While this may sound simple, one of the hardest parts of creating lifestyle change is figuring out where to begin. Here are my three steps to success that I share with my clients, from the average person who wants to feel better to elite athletes who are going for gold.
Step 1: Focus on what you need to eat, not what you can’t eat next
When we interview folks who have lost weight and successfully maintained their weight loss over many years, they report a few common life strategies that have worked for them:
- Eat the food that you love, but less of it
- Eat more plants
- Drink more water
- Exercise every day, or almost every day, forever
Nowhere in that list are foods that you should restrict or avoid. On the contrary, success stories seem to be based on what you need to eat, not what you can’t eat next.
Step 2: Feed Your Brain
The standard message about eating a plant-rich diet applies to your brain as well as your body, but there are some important details that you shouldn’t miss.
Somehow the conversation always comes back around to carbohydrates, but this time it’s about how much you need to eat, not how little. Emotional well-being may be affected by how much carbohydrate is in your diet. Widespread anecdotal reports tell the stories of emotional swings, poor anger management and generally low mood in people trying to follow low carbohydrate diets. According to research, diets that are less than 40 percent of total calories from carbohydrate can be depressing in depression-prone individuals.
What food to include? All plants: whole grains, beans, fruits and vegetables. There’s also some carbohydrate in milk and dairy products, depending on the product. You should also have enough carbohydrate to use it in a targeted way to fuel your high-intensity training. That’s how I use Vitargo, a superfast pure starch sports drink, to fuel training and recovery.
Choline, a B-vitamin, is half of the most abundant neurotransmitter in our bodies, acetylcholine, which works every time we think or move: 24/7. Choline is also required to support the creation of channels in our brain cell membranes so that nutrients can pass into and toxins can pass out of brain cells. Without choline we don’t feel, think or move very well. Egg yolks are the primary source of choline in the US diet, and as a nation, we have become marginally deficient in choline as we dumped egg yolks down the drain.
Numerous research studies have shown that egg yolks do not raise cholesterol levels in healthy people. To have a healthy brain and feel and perform at your best, start to eat the whole egg. I recommend one whole egg daily.
Fish, Flax, and High-Performance Fat
The concentration of DHA in brain cells, the oil found mostly in fish, determines the health of the brain cell membrane and its ability to receive and transfer messages from one cell to the next.
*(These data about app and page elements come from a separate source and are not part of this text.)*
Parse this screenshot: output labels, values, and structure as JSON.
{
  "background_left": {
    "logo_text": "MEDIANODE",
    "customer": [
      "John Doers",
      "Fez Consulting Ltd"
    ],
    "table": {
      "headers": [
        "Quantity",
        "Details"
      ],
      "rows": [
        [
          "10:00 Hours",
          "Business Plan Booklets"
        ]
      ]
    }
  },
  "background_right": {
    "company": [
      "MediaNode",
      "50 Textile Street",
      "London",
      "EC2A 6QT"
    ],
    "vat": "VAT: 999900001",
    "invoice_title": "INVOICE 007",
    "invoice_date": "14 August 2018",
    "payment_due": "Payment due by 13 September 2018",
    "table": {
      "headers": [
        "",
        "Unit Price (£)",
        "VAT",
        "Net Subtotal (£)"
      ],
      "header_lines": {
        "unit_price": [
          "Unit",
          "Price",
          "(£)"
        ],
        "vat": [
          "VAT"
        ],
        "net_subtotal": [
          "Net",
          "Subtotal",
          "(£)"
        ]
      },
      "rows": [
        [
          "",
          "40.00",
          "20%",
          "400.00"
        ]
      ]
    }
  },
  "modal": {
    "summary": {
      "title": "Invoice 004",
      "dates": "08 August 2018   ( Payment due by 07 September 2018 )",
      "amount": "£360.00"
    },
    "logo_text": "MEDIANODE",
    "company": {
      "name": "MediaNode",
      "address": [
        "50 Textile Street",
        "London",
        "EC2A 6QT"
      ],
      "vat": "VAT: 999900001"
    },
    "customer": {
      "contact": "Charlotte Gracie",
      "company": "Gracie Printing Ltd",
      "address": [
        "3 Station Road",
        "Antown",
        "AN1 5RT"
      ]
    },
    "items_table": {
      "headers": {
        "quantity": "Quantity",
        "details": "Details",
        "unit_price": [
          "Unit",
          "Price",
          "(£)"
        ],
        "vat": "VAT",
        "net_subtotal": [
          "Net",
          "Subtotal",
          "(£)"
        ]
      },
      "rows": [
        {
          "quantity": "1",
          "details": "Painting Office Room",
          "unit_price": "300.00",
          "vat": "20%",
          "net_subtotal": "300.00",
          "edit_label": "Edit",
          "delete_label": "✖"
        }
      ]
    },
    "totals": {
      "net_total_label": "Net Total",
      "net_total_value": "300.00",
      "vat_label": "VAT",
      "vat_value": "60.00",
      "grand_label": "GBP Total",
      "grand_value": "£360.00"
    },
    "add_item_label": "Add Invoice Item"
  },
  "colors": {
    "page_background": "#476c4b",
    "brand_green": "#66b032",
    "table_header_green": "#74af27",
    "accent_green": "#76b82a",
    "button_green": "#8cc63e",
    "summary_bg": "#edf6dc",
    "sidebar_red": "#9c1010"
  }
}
Eating wild salmon, low-mercury tuna, mackerel, sardines, anchovies, herring, and shellfish is good for your brain as well as your heart.
The same goes for adding 1-2 tablespoons of flaxseed meal to your diet. The seeds must be ground or the seed’s inner goodness and fat-busting qualities will pass right through you. Along with the important oils, an added benefit is that the fiber in the seeds is great food for your gut biome.
Step 3: Plan for Success
Are you tracking? Most people with goals have either been tracking or still are tracking habits. But tracking is retrospective; it acknowledges that you did what you had hoped you would do. The opportunity for success, however, is much more likely if you plan ahead in a regimented way exactly what, when and where you will make your habit change. Then track whether you did it, and how comfortable it felt to do the new habit rather than an old one.
To accomplish goals, you must have a targeted plan. There’s an old saying that “a goal without a plan is just a wish”. The New Power Eating (Human Kinetics, 2018) has a Success Tracker in Chapter 13 on how to develop your plan. It will explain how to plan your change into your life in a very targeted way, and then track it in the tool for 10 weeks. At that point, the old habit should be gone and the new, feel-good habit has become, well, a habit, seamless in your day.